The answer must restate every record word for word.

** Opening RAW DATA block **

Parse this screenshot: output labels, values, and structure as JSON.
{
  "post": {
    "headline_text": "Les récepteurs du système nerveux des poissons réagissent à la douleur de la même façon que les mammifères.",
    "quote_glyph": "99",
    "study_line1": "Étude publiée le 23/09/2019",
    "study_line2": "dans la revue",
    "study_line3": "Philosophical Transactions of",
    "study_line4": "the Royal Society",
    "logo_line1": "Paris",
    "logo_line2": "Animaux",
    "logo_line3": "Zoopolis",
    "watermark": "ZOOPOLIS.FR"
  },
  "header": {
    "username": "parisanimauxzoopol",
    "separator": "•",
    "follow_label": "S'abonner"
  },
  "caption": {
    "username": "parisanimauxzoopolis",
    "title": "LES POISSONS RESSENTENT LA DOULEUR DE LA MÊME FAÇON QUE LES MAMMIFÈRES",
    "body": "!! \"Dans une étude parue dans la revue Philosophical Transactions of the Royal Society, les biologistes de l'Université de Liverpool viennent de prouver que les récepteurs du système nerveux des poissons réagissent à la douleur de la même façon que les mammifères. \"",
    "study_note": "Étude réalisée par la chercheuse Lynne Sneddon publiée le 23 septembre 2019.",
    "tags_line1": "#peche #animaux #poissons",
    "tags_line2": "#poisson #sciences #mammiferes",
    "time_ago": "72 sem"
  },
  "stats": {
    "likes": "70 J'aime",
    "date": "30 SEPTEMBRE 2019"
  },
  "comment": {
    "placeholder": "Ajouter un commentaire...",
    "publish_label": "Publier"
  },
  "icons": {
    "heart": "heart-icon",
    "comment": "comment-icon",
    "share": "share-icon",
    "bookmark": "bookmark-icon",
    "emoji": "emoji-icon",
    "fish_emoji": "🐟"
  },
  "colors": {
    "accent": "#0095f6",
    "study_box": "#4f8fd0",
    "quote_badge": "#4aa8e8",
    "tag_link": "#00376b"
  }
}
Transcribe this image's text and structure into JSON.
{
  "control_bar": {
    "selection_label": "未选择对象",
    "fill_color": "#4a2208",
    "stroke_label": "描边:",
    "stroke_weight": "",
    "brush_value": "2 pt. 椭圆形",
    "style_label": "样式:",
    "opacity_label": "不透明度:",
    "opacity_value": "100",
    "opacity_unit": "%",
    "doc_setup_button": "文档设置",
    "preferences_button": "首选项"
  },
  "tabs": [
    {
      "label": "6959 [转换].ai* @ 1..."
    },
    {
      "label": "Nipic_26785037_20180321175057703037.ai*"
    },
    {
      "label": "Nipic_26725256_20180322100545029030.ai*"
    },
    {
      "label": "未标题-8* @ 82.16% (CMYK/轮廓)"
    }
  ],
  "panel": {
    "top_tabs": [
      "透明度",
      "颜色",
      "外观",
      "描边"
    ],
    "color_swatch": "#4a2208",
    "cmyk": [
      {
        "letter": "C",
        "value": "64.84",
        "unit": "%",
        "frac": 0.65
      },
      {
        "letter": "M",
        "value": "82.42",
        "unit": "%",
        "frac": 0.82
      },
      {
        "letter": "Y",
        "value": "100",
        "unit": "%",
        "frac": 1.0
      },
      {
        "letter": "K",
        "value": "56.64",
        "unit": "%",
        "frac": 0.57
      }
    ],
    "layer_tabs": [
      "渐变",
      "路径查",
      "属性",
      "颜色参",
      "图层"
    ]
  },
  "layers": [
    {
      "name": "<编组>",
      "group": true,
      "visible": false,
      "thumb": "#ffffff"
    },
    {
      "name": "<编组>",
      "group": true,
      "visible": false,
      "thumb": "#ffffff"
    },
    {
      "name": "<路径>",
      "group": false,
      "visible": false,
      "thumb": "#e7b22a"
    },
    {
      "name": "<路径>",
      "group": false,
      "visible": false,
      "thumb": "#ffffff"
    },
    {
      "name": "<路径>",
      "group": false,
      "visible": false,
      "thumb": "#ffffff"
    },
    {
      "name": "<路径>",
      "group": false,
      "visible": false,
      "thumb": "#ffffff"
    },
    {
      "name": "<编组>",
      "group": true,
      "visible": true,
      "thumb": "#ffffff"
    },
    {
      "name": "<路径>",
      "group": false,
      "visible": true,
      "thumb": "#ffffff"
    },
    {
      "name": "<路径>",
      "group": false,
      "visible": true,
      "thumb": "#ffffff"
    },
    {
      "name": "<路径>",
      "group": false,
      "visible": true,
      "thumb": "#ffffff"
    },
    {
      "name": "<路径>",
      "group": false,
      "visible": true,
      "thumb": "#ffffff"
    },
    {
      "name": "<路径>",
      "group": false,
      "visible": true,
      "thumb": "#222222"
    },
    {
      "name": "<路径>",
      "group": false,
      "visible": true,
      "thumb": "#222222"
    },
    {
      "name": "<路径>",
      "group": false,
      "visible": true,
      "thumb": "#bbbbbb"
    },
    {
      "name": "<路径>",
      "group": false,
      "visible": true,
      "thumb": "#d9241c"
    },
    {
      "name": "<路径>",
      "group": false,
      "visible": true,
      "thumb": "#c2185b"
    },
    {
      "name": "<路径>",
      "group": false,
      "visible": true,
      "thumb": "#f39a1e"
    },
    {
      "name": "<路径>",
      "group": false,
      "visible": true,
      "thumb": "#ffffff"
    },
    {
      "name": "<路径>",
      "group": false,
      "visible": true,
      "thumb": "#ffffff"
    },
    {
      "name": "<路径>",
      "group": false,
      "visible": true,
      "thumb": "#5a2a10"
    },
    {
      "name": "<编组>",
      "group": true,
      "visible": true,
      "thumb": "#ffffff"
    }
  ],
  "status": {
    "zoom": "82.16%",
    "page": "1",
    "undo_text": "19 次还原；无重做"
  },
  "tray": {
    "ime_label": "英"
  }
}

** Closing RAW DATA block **

_RESPONSE AREA:_
Parse this screenshot: output labels, values, and structure as JSON.
{
  "post": {
    "headline_text": "Les récepteurs du système nerveux des poissons réagissent à la douleur de la même façon que les mammifères.",
    "quote_glyph": "99",
    "study_line1": "Étude publiée le 23/09/2019",
    "study_line2": "dans la revue",
    "study_line3": "Philosophical Transactions of",
    "study_line4": "the Royal Society",
    "logo_line1": "Paris",
    "logo_line2": "Animaux",
    "logo_line3": "Zoopolis",
    "watermark": "ZOOPOLIS.FR"
  },
  "header": {
    "username": "parisanimauxzoopol",
    "separator": "•",
    "follow_label": "S'abonner"
  },
  "caption": {
    "username": "parisanimauxzoopolis",
    "title": "LES POISSONS RESSENTENT LA DOULEUR DE LA MÊME FAÇON QUE LES MAMMIFÈRES",
    "body": "!! \"Dans une étude parue dans la revue Philosophical Transactions of the Royal Society, les biologistes de l'Université de Liverpool viennent de prouver que les récepteurs du système nerveux des poissons réagissent à la douleur de la même façon que les mammifères. \"",
    "study_note": "Étude réalisée par la chercheuse Lynne Sneddon publiée le 23 septembre 2019.",
    "tags_line1": "#peche #animaux #poissons",
    "tags_line2": "#poisson #sciences #mammiferes",
    "time_ago": "72 sem"
  },
  "stats": {
    "likes": "70 J'aime",
    "date": "30 SEPTEMBRE 2019"
  },
  "comment": {
    "placeholder": "Ajouter un commentaire...",
    "publish_label": "Publier"
  },
  "icons": {
    "heart": "heart-icon",
    "comment": "comment-icon",
    "share": "share-icon",
    "bookmark": "bookmark-icon",
    "emoji": "emoji-icon",
    "fish_emoji": "🐟"
  },
  "colors": {
    "accent": "#0095f6",
    "study_box": "#4f8fd0",
    "quote_badge": "#4aa8e8",
    "tag_link": "#00376b"
  }
}
Transcribe this image's text and structure into JSON.
{
  "control_bar": {
    "selection_label": "未选择对象",
    "fill_color": "#4a2208",
    "stroke_label": "描边:",
    "stroke_weight": "",
    "brush_value": "2 pt. 椭圆形",
    "style_label": "样式:",
    "opacity_label": "不透明度:",
    "opacity_value": "100",
    "opacity_unit": "%",
    "doc_setup_button": "文档设置",
    "preferences_button": "首选项"
  },
  "tabs": [
    {
      "label": "6959 [转换].ai* @ 1..."
    },
    {
      "label": "Nipic_26785037_20180321175057703037.ai*"
    },
    {
      "label": "Nipic_26725256_20180322100545029030.ai*"
    },
    {
      "label": "未标题-8* @ 82.16% (CMYK/轮廓)"
    }
  ],
  "panel": {
    "top_tabs": [
      "透明度",
      "颜色",
      "外观",
      "描边"
    ],
    "color_swatch": "#4a2208",
    "cmyk": [
      {
        "letter": "C",
        "value": "64.84",
        "unit": "%",
        "frac": 0.65
      },
      {
        "letter": "M",
        "value": "82.42",
        "unit": "%",
        "frac": 0.82
      },
      {
        "letter": "Y",
        "value": "100",
        "unit": "%",
        "frac": 1.0
      },
      {
        "letter": "K",
        "value": "56.64",
        "unit": "%",
        "frac": 0.57
      }
    ],
    "layer_tabs": [
      "渐变",
      "路径查",
      "属性",
      "颜色参",
      "图层"
    ]
  },
  "layers": [
    {
      "name": "<编组>",
      "group": true,
      "visible": false,
      "thumb": "#ffffff"
    },
    {
      "name": "<编组>",
      "group": true,
      "visible": false,
      "thumb": "#ffffff"
    },
    {
      "name": "<路径>",
      "group": false,
      "visible": false,
      "thumb": "#e7b22a"
    },
    {
      "name": "<路径>",
      "group": false,
      "visible": false,
      "thumb": "#ffffff"
    },
    {
      "name": "<路径>",
      "group": false,
      "visible": false,
      "thumb": "#ffffff"
    },
    {
      "name": "<路径>",
      "group": false,
      "visible": false,
      "thumb": "#ffffff"
    },
    {
      "name": "<编组>",
      "group": true,
      "visible": true,
      "thumb": "#ffffff"
    },
    {
      "name": "<路径>",
      "group": false,
      "visible": true,
      "thumb": "#ffffff"
    },
    {
      "name": "<路径>",
      "group": false,
      "visible": true,
      "thumb": "#ffffff"
    },
    {
      "name": "<路径>",
      "group": false,
      "visible": true,
      "thumb": "#ffffff"
    },
    {
      "name": "<路径>",
      "group": false,
      "visible": true,
      "thumb": "#ffffff"
    },
    {
      "name": "<路径>",
      "group": false,
      "visible": true,
      "thumb": "#222222"
    },
    {
      "name": "<路径>",
      "group": false,
      "visible": true,
      "thumb": "#222222"
    },
    {
      "name": "<路径>",
      "group": false,
      "visible": true,
      "thumb": "#bbbbbb"
    },
    {
      "name": "<路径>",
      "group": false,
      "visible": true,
      "thumb": "#d9241c"
    },
    {
      "name": "<路径>",
      "group": false,
      "visible": true,
      "thumb": "#c2185b"
    },
    {
      "name": "<路径>",
      "group": false,
      "visible": true,
      "thumb": "#f39a1e"
    },
    {
      "name": "<路径>",
      "group": false,
      "visible": true,
      "thumb": "#ffffff"
    },
    {
      "name": "<路径>",
      "group": false,
      "visible": true,
      "thumb": "#ffffff"
    },
    {
      "name": "<路径>",
      "group": false,
      "visible": true,
      "thumb": "#5a2a10"
    },
    {
      "name": "<编组>",
      "group": true,
      "visible": true,
      "thumb": "#ffffff"
    }
  ],
  "status": {
    "zoom": "82.16%",
    "page": "1",
    "undo_text": "19 次还原；无重做"
  },
  "tray": {
    "ime_label": "英"
  }
}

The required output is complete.